Pixel Fold Hands-On: A First Look at Google's First Foldable
Speaker 1: It's finally here after tons of rumors and leaks. Google has finally announced the pixel fold, but you'll have to pay a pretty penny if you're interested in buying it. It starts at $1,800, which is actually the same price that Samsung charges for the Galaxy Z fold for without a trade-in discount. I've only had a few minutes with [00:00:30] the pixel fold, but so far it seems like Google is off to a really promising start when it comes to foldable phones. Now let's take a look.
Speaker 1: The pixel fold has a 5.8 inch cover screen and a 7.6 inch interior screen. It runs on Google's tensor G2 processor, just like the Pixel seven and Pixel seven Pro. There are also three cameras on the back, ultra wide camera, a wide camera, and a telephoto [00:01:00] lens. But what really stood out to me so far in the first few minutes with the phone was its design. It has a much wider cover screen compared to the Galaxy Z fold four, which in my opinion will probably make it easier to use as a regular phone when it's closed. It feels much more natural to use the cover screen to interact with apps, browse websites, and do all sorts of things that we normally use our phones for. And again, I'll have to spend more time with it before I really know for sure. But so far, I really like [00:01:30] this wider design compared to the Galaxy Z fold.
Speaker 1: Fours more slim cover screen. And then when you open up the phone, you get this nice big tablet size screen on the inside. It actually reminds me more of using a tablet in landscape mode, and the aspect ratio is a little bit different than what you can expect to get on the Galaxy Z fold. My only complaint so far with the inner screen is that the bezzles are fairly noticeable. Samsung does a better job of kind of blending them into the background, but again, I'll have [00:02:00] to spend more time with it before I really know how big of a deal this is. And yes, you can see the crease. It's not super noticeable, but you can definitely tell that it's there when the phone is closed. What I really like about it is that there's no gap. The phone closes completely with no space, which really is another way that Google is distinguishing its phone from Samsung's foldable phone.
Speaker 1: As you can see, the Galaxy Z fold four does have a little bit of a gap. It doesn't quite close completely like the pixel folds does [00:02:30] all that aside, software is one of the most important things when it comes to foldable phones. After all, what use is that giant screen If you don't have good software, that really takes advantage of it. So far, what we've seen with the pixel fold is some fairly basic multitasking features that we've seen on other foldables, such as the ability to view apps and split screen mode. And yes, Google has its own version of Samsung's flex mode, which it calls tabletop mode. So this essentially you [00:03:00] split apps between the top and bottom portions of the screen when it's folded halfway. Again, all of these things are pretty useful and I think they'll make the pixel fold a pretty useful productivity device, but there's nothing really here that sets it apart just yet.

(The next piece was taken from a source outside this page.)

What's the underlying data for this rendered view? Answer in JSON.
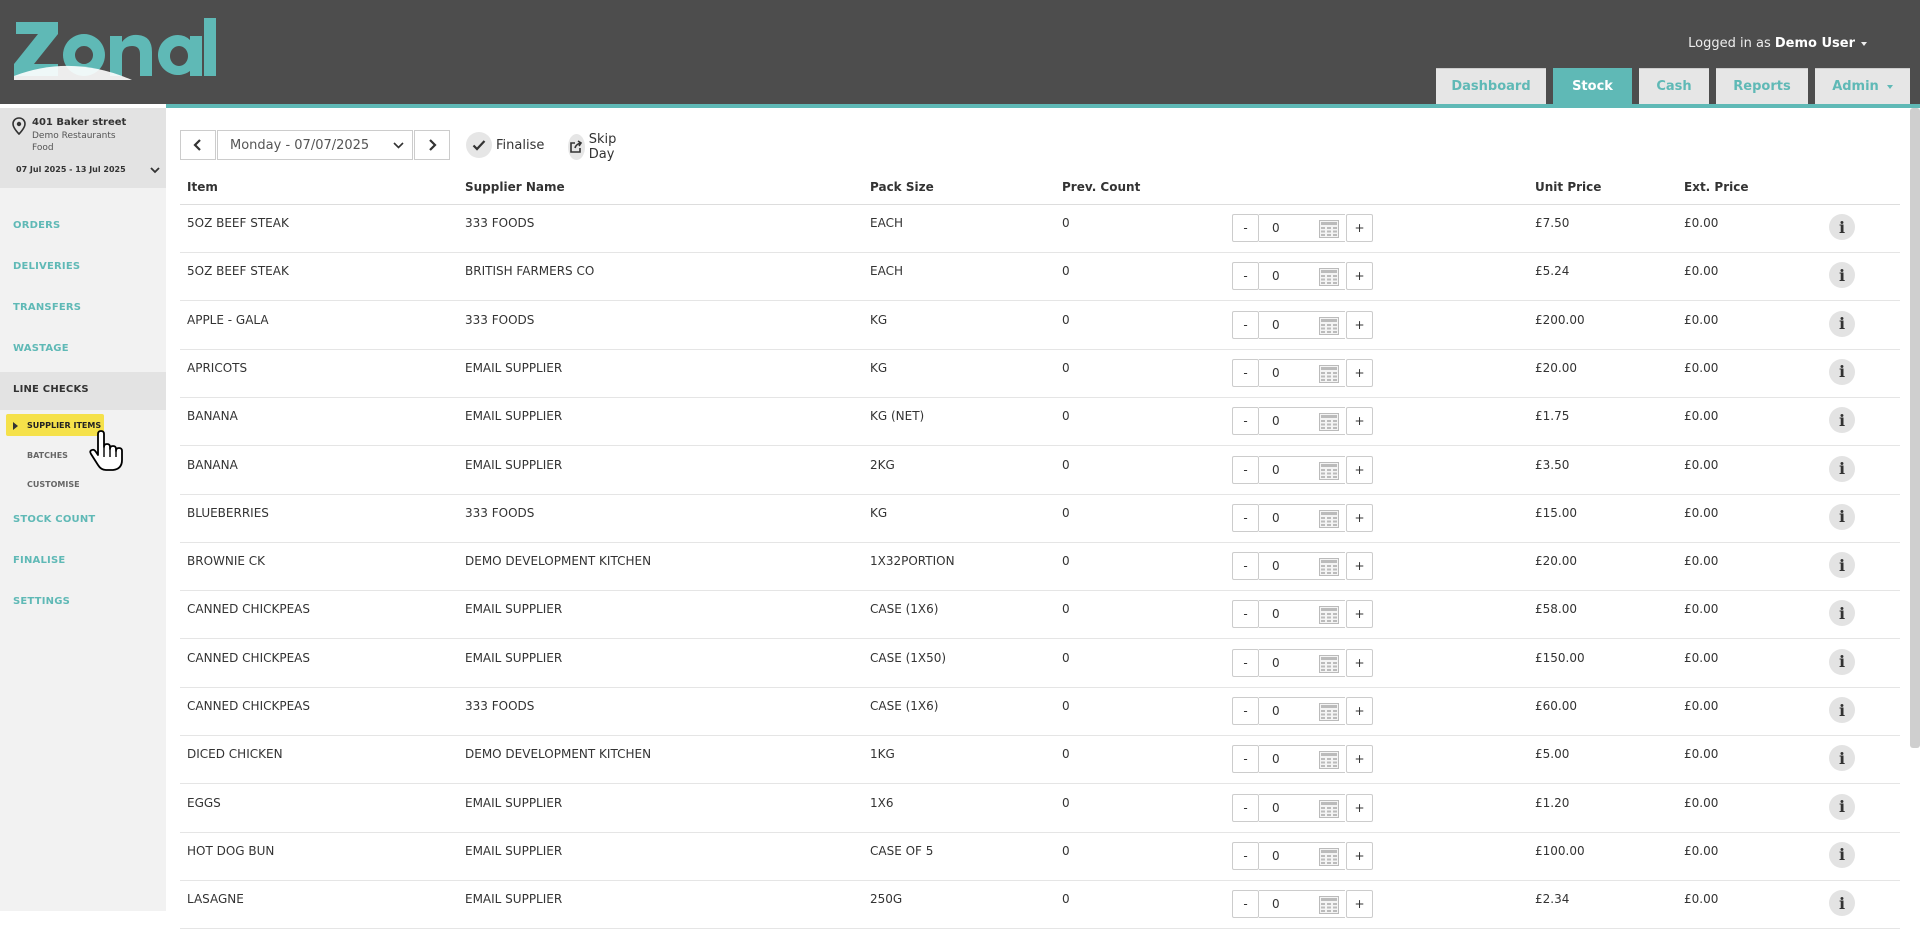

Speaker 1: However, there is one unique thing so far that Google is doing with Foldables that I think could set it apart from Samsung and some other competitors. It seems like Google is coming up with interesting ways to have the outer screen and the inner screen [00:03:30] work together. For example, when you're in the camera app, you can actually switch the screens so that when you're taking a selfie, you can use the cover screen as a view finder while you use the rear cameras as your camera when you're taking a selfie. And this is interesting because the rear cameras have a higher resolution than the selfie cameras. So if you're trying to get a good photo, you'll more often than not want to use the rear cameras. But again, that can be challenging because you can't see yourself usually when you're using the rear cameras. [00:04:00] So having that extra screen that can act as a view finder could be really useful.

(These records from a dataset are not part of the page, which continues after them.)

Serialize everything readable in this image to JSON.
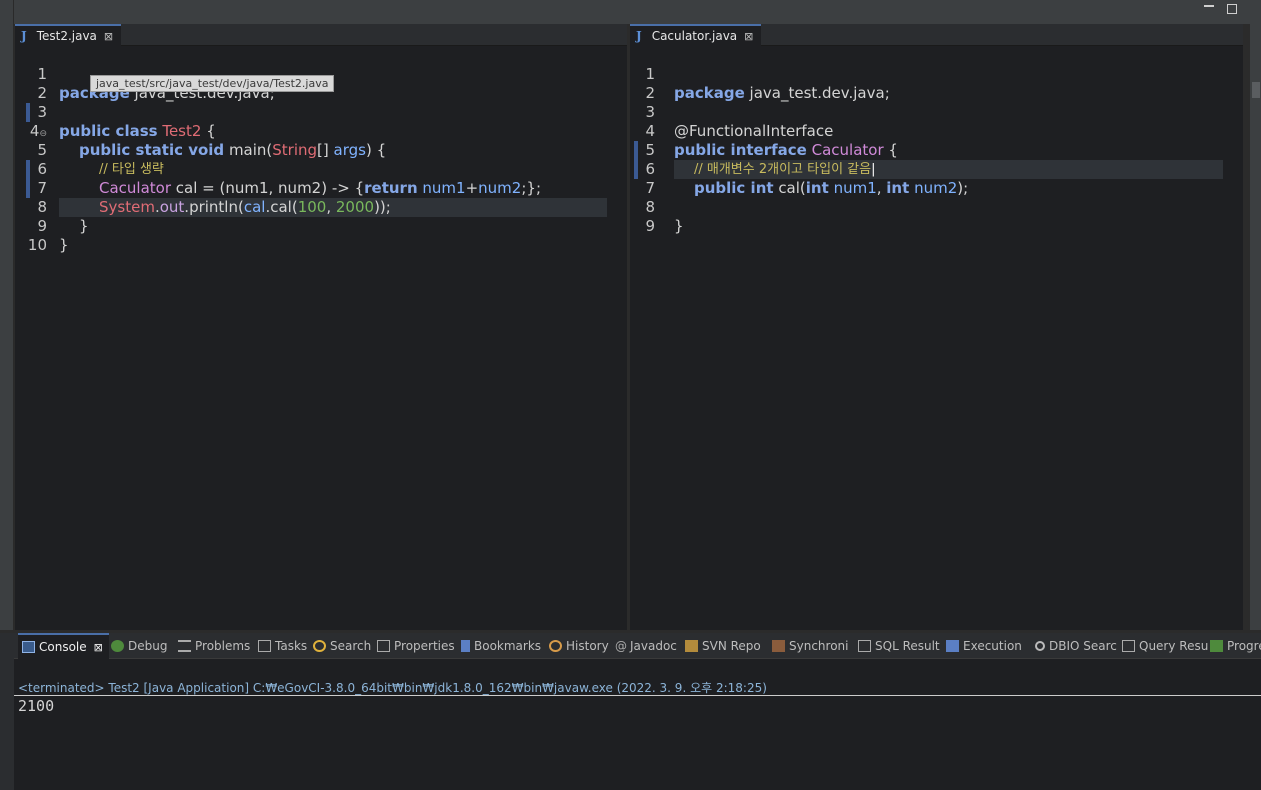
{
  "left_editor": {
    "tab_label": "Test2.java",
    "tooltip": "java_test/src/java_test/dev/java/Test2.java",
    "line_numbers": [
      "1",
      "2",
      "3",
      "4",
      "5",
      "6",
      "7",
      "8",
      "9",
      "10"
    ]
  },
  "right_editor": {
    "tab_label": "Caculator.java",
    "line_numbers": [
      "1",
      "2",
      "3",
      "4",
      "5",
      "6",
      "7",
      "8",
      "9"
    ]
  },
  "left_code": {
    "l1_kw": "package",
    "l1_rest": " java_test.dev.java;",
    "l3_kw": "public class",
    "l3_cls": "Test2",
    "l3_rest": " {",
    "l4_kw": "public static void",
    "l4_a": " main(",
    "l4_cls": "String",
    "l4_b": "[] ",
    "l4_var": "args",
    "l4_c": ") {",
    "l5_cmt": "// 타입 생략",
    "l6_iface": "Caculator",
    "l6_a": " cal = (num1, num2) -> {",
    "l6_kw": "return",
    "l6_var1": "num1",
    "l6_plus": "+",
    "l6_var2": "num2",
    "l6_end": ";};",
    "l7_cls": "System",
    "l7_a": ".",
    "l7_field": "out",
    "l7_b": ".println(",
    "l7_var": "cal",
    "l7_c": ".cal(",
    "l7_n1": "100",
    "l7_comma": ", ",
    "l7_n2": "2000",
    "l7_end": "));",
    "l8": "}",
    "l9": "}"
  },
  "right_code": {
    "l1_kw": "package",
    "l1_rest": " java_test.dev.java;",
    "l3": "@FunctionalInterface",
    "l4_kw": "public interface",
    "l4_iface": "Caculator",
    "l4_rest": " {",
    "l5_cmt": "// 매개변수 2개이고 타입이 같음",
    "l6_kw1": "public int",
    "l6_a": " cal(",
    "l6_kw2": "int",
    "l6_var1": "num1",
    "l6_comma": ", ",
    "l6_kw3": "int",
    "l6_var2": "num2",
    "l6_end": ");",
    "l8": "}"
  },
  "bottom_tabs": [
    "Console",
    "Debug",
    "Problems",
    "Tasks",
    "Search",
    "Properties",
    "Bookmarks",
    "History",
    "Javadoc",
    "SVN Repo",
    "Synchroni",
    "SQL Result",
    "Execution",
    "DBIO Searc",
    "Query Resu",
    "Progre"
  ],
  "console": {
    "terminated": "<terminated> Test2 [Java Application] C:₩eGovCI-3.8.0_64bit₩bin₩jdk1.8.0_162₩bin₩javaw.exe  (2022. 3. 9. 오후 2:18:25)",
    "output": "2100"
  },
  "colors": {
    "accent": "#4a6fa8",
    "keyword": "#85a7e6",
    "class": "#e06c75",
    "comment": "#c8bb5e",
    "number": "#79b85c"
  }
}
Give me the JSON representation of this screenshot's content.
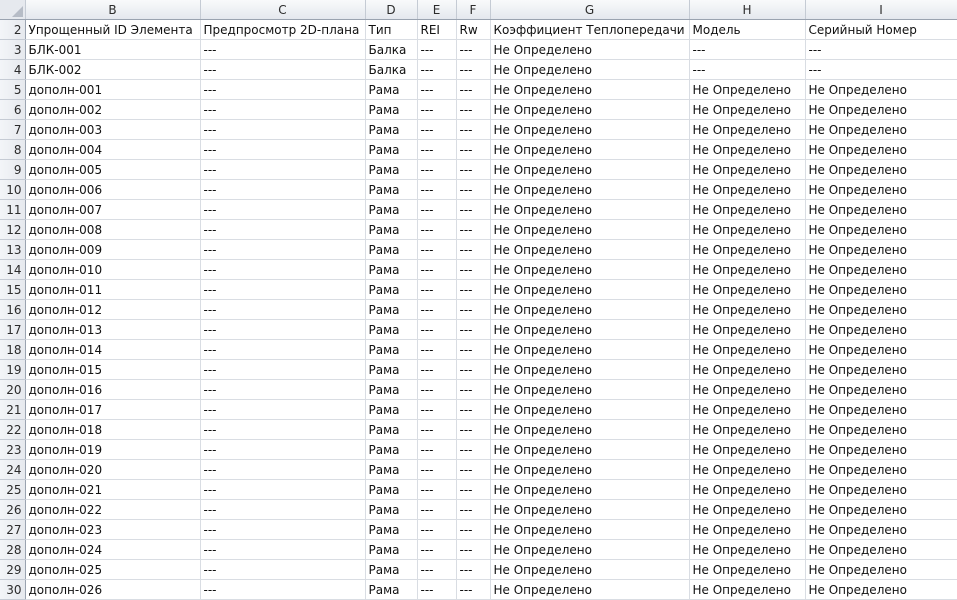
{
  "columns": [
    {
      "letter": "B"
    },
    {
      "letter": "C"
    },
    {
      "letter": "D"
    },
    {
      "letter": "E"
    },
    {
      "letter": "F"
    },
    {
      "letter": "G"
    },
    {
      "letter": "H"
    },
    {
      "letter": "I"
    }
  ],
  "rows": [
    {
      "n": "2",
      "cells": [
        "Упрощенный ID Элемента",
        "Предпросмотр 2D-плана",
        "Тип",
        "REI",
        "Rw",
        "Коэффициент Теплопередачи",
        "Модель",
        "Серийный Номер"
      ]
    },
    {
      "n": "3",
      "cells": [
        "БЛК-001",
        "---",
        "Балка",
        "---",
        "---",
        "Не Определено",
        "---",
        "---"
      ]
    },
    {
      "n": "4",
      "cells": [
        "БЛК-002",
        "---",
        "Балка",
        "---",
        "---",
        "Не Определено",
        "---",
        "---"
      ]
    },
    {
      "n": "5",
      "cells": [
        "дополн-001",
        "---",
        "Рама",
        "---",
        "---",
        "Не Определено",
        "Не Определено",
        "Не Определено"
      ]
    },
    {
      "n": "6",
      "cells": [
        "дополн-002",
        "---",
        "Рама",
        "---",
        "---",
        "Не Определено",
        "Не Определено",
        "Не Определено"
      ]
    },
    {
      "n": "7",
      "cells": [
        "дополн-003",
        "---",
        "Рама",
        "---",
        "---",
        "Не Определено",
        "Не Определено",
        "Не Определено"
      ]
    },
    {
      "n": "8",
      "cells": [
        "дополн-004",
        "---",
        "Рама",
        "---",
        "---",
        "Не Определено",
        "Не Определено",
        "Не Определено"
      ]
    },
    {
      "n": "9",
      "cells": [
        "дополн-005",
        "---",
        "Рама",
        "---",
        "---",
        "Не Определено",
        "Не Определено",
        "Не Определено"
      ]
    },
    {
      "n": "10",
      "cells": [
        "дополн-006",
        "---",
        "Рама",
        "---",
        "---",
        "Не Определено",
        "Не Определено",
        "Не Определено"
      ]
    },
    {
      "n": "11",
      "cells": [
        "дополн-007",
        "---",
        "Рама",
        "---",
        "---",
        "Не Определено",
        "Не Определено",
        "Не Определено"
      ]
    },
    {
      "n": "12",
      "cells": [
        "дополн-008",
        "---",
        "Рама",
        "---",
        "---",
        "Не Определено",
        "Не Определено",
        "Не Определено"
      ]
    },
    {
      "n": "13",
      "cells": [
        "дополн-009",
        "---",
        "Рама",
        "---",
        "---",
        "Не Определено",
        "Не Определено",
        "Не Определено"
      ]
    },
    {
      "n": "14",
      "cells": [
        "дополн-010",
        "---",
        "Рама",
        "---",
        "---",
        "Не Определено",
        "Не Определено",
        "Не Определено"
      ]
    },
    {
      "n": "15",
      "cells": [
        "дополн-011",
        "---",
        "Рама",
        "---",
        "---",
        "Не Определено",
        "Не Определено",
        "Не Определено"
      ]
    },
    {
      "n": "16",
      "cells": [
        "дополн-012",
        "---",
        "Рама",
        "---",
        "---",
        "Не Определено",
        "Не Определено",
        "Не Определено"
      ]
    },
    {
      "n": "17",
      "cells": [
        "дополн-013",
        "---",
        "Рама",
        "---",
        "---",
        "Не Определено",
        "Не Определено",
        "Не Определено"
      ]
    },
    {
      "n": "18",
      "cells": [
        "дополн-014",
        "---",
        "Рама",
        "---",
        "---",
        "Не Определено",
        "Не Определено",
        "Не Определено"
      ]
    },
    {
      "n": "19",
      "cells": [
        "дополн-015",
        "---",
        "Рама",
        "---",
        "---",
        "Не Определено",
        "Не Определено",
        "Не Определено"
      ]
    },
    {
      "n": "20",
      "cells": [
        "дополн-016",
        "---",
        "Рама",
        "---",
        "---",
        "Не Определено",
        "Не Определено",
        "Не Определено"
      ]
    },
    {
      "n": "21",
      "cells": [
        "дополн-017",
        "---",
        "Рама",
        "---",
        "---",
        "Не Определено",
        "Не Определено",
        "Не Определено"
      ]
    },
    {
      "n": "22",
      "cells": [
        "дополн-018",
        "---",
        "Рама",
        "---",
        "---",
        "Не Определено",
        "Не Определено",
        "Не Определено"
      ]
    },
    {
      "n": "23",
      "cells": [
        "дополн-019",
        "---",
        "Рама",
        "---",
        "---",
        "Не Определено",
        "Не Определено",
        "Не Определено"
      ]
    },
    {
      "n": "24",
      "cells": [
        "дополн-020",
        "---",
        "Рама",
        "---",
        "---",
        "Не Определено",
        "Не Определено",
        "Не Определено"
      ]
    },
    {
      "n": "25",
      "cells": [
        "дополн-021",
        "---",
        "Рама",
        "---",
        "---",
        "Не Определено",
        "Не Определено",
        "Не Определено"
      ]
    },
    {
      "n": "26",
      "cells": [
        "дополн-022",
        "---",
        "Рама",
        "---",
        "---",
        "Не Определено",
        "Не Определено",
        "Не Определено"
      ]
    },
    {
      "n": "27",
      "cells": [
        "дополн-023",
        "---",
        "Рама",
        "---",
        "---",
        "Не Определено",
        "Не Определено",
        "Не Определено"
      ]
    },
    {
      "n": "28",
      "cells": [
        "дополн-024",
        "---",
        "Рама",
        "---",
        "---",
        "Не Определено",
        "Не Определено",
        "Не Определено"
      ]
    },
    {
      "n": "29",
      "cells": [
        "дополн-025",
        "---",
        "Рама",
        "---",
        "---",
        "Не Определено",
        "Не Определено",
        "Не Определено"
      ]
    },
    {
      "n": "30",
      "cells": [
        "дополн-026",
        "---",
        "Рама",
        "---",
        "---",
        "Не Определено",
        "Не Определено",
        "Не Определено"
      ]
    }
  ]
}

Speaker 1: Another thing that I really loved, and unfortunately we didn't get to film this, but I did get to see it in a demo, is the way Google is thinking about this when it comes to translation. So in one demo that I saw, hold up the phone and have the cover screen face outwards to someone who was speaking a different language so that that person could see one side of the conversation while you were seeing the other. And I thought that was really interesting because again, it [00:04:30] kind of shows how Google is thinking differently about how to put those two different screens to use. Overall, I'm really impressed with the pixel fold so far, but of course, I'll have to spend a lot more time with it before I truly know how good it is and how well it stacks up to Samsung's Galaxy Z fold for. But most importantly, I'm curious to see whether it's worth that $1,800. [00:05:00] Stay tuned for a full review and don't forget to follow CNET for more coverage of Google and foldable phones. Thanks for watching and I'll see you next time.